At the moment I’m balancing regular web editing shifts at the Telegraph with my own writing and a digital archive project at Oxford Brookes University.
For a hack who’s spent her whole career on newspapers, higher education is a whole new world. Not only is Brookes not on an industrial estate with a kebab van as the nearest source of sustenance if you forget your lunch (fresh deli salad counter anyone? Starbucks? Menu put together by Leon co-founder Allegra McEvedy?), but its newest building won a RIBA award and it has stuff like a gym, dentist and its own bus service. It’s pretty fancy compared to newsroom life.
I’ve been curating, collating, writing, researching and generally putting together content for a digital archive of the university’s history. It’s really exciting to be working on something so different to what I’m used to, and it should launch later in the year to mark Brookes’ 150th anniversary. While Brookes only became a university in 1992, it’s been going in various incarnations since 1865, when it opened as a tiny art school operating out of just one room in the Taylorian, right next door to the well known Ashmolean.
My feature writing skills were called upon recently to do the main interview for Brookes’ annual magazine, with the university’s Chancellor, Shami Chakrabarti.
I dare you not to be impressed by Chakrabarti. The five-foot-nothing director of Liberty started out as a barrister before taking over as head of the human rights organisation when she was just 34. A regular on Question Time, she’s no stranger to fending off brickbats and wading into political debates, and in 2005 Radio 4’s Today Programme named her one of 10 people who ‘may run Britain’. In person, she’s calmly spoken with a warm manner, but a core of steel. We did have a giggle, and it was a fascinating interview, but I was struck by her almost feline-way of calmly watching, listening and absorbing before responding.

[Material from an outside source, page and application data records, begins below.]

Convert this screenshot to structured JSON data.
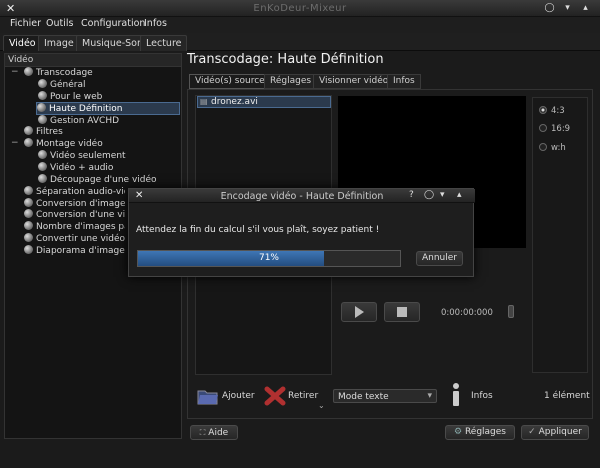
{
  "window": {
    "title": "EnKoDeur-Mixeur"
  },
  "menu": [
    "Fichier",
    "Outils",
    "Configuration",
    "Infos"
  ],
  "tabs": [
    "Vidéo",
    "Image",
    "Musique-Son",
    "Lecture"
  ],
  "sidebar": {
    "header": "Vidéo",
    "items": [
      "Transcodage",
      "Général",
      "Pour le web",
      "Haute Définition",
      "Gestion AVCHD",
      "Filtres",
      "Montage vidéo",
      "Vidéo seulement",
      "Vidéo + audio",
      "Découpage d'une vidéo",
      "Séparation audio-vidéo",
      "Conversion d'images",
      "Conversion d'une vidéo",
      "Nombre d'images par",
      "Convertir une vidéo en",
      "Diaporama d'images"
    ],
    "expanders": [
      "−",
      "−"
    ]
  },
  "main": {
    "title": "Transcodage: Haute Définition",
    "subtabs": [
      "Vidéo(s) source",
      "Réglages",
      "Visionner vidéo",
      "Infos"
    ],
    "file": "dronez.avi",
    "aspect": [
      "4:3",
      "16:9",
      "w:h"
    ],
    "time": "0:00:00:000",
    "add_label": "Ajouter",
    "remove_label": "Retirer",
    "mode_select": "Mode texte",
    "infos_label": "Infos",
    "count": "1 élément"
  },
  "bottom": {
    "help": "Aide",
    "settings": "Réglages",
    "apply": "Appliquer"
  },
  "dialog": {
    "title": "Encodage vidéo - Haute Définition",
    "message": "Attendez la fin du calcul s'il vous plaît, soyez patient !",
    "progress_text": "71%",
    "progress": 0.71,
    "cancel": "Annuler"
  },
  "colors": {
    "accent": "#3f76b5",
    "selection": "#2b3a4d",
    "background": "#1b1b1b"
  }
}
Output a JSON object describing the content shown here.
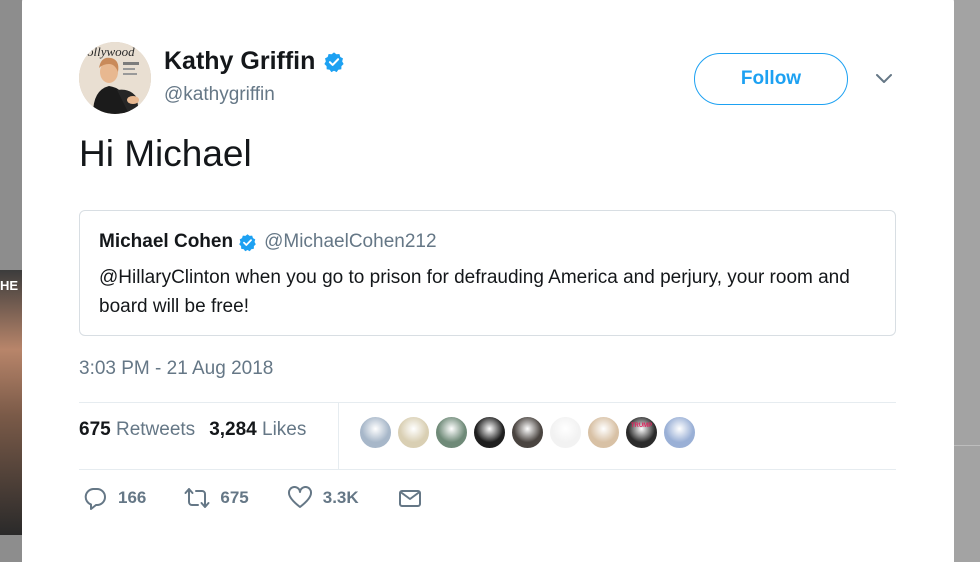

Anyone who fancies a read can click on the link below for a PDF:
And if you need a taster, here’s her on the concept of liberty:
“When I say the word liberty, I’m talking specifically about post-war human rights. It’s not about unfettered freedom – freedom for the wolf would be tyranny for the lamb – but the underlying human rights values; dignity, equality, security, protection from torture and unfair trials, the bundle of rights and freedoms that harness everything you need to flourish as a human being.
“Perhaps most of all, it’s equal treatment, that’s what makes us protect other peoples’ rights and not just our own. You could call it empathy, and without it there is no liberty.”